13-year-old boy starts organization to give back to Fresno community

FRESNO, Calif. -- Like most 13-year-olds, Devin Cornell loves gaming and guitar.

Outside of his time on the Quail Lakes robotics team, Devin has added champion Taekwondo athlete to his resume.

"I also got gold in the national tournament in Minneapolis," he said.

But these medals don't compare to his *heart* of gold.

"Think about people out there that are struggling and they need help," he said. "You got to think about, 'What if I were in that situation? What would I need? Do I need clothes? Do I need food?'"

At just nine years old, Devin was inspired to give back while volunteering with his parents during the Christmas holiday.

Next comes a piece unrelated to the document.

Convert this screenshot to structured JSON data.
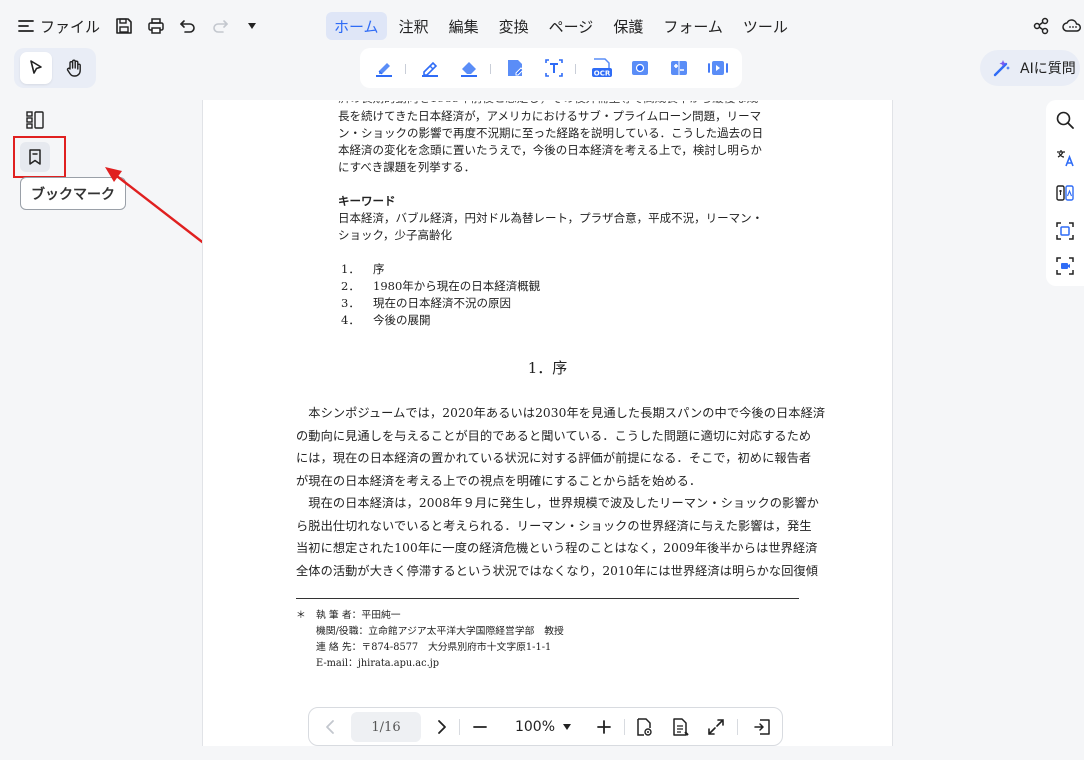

Seeing how great the need is in Fresno, he opted to start his own volunteer efforts.

"That's how we came up with stockings for kids and we've been doing that every year now," he said.

Friends.giving, it's the name of his philanthropy and that's exactly what he and his friends do.

More than 150 students benefited from the back to school giveaway he hosted in August.

The most recent recipients of donations from Friends.giving are flood victims in Northeast India.

"I saw how they lived, how fortunate I was and I wanted to give back to my roots and these floods are really bad," Devin said. "People are losing their homes, all their stuff."

Initially, the donations would go to 10 families but now, after partnering with his grandfather and the Karmabhumi foundation, this weekend, 44 people received food, school supplies, basic necessities and phones.

A passion project to honor his roots.

"Once he has a vision and something in mind, nothing will stop him from doing it," says Devin's mother, Rajashree Cornell.

With his sights set on Cal Poly and a future career in aerospace engineering, the teen's next venture is certifying his philanthropic efforts as a non-profit.

Friends.giving is already accepting donations for Thanksgiving and Christmas drives for the homeless.

"That is one of the most important times of the year because they're cold and they're going to need us," he said.

For a link to join Devin's volunteer efforts or to donate, you can visit their website.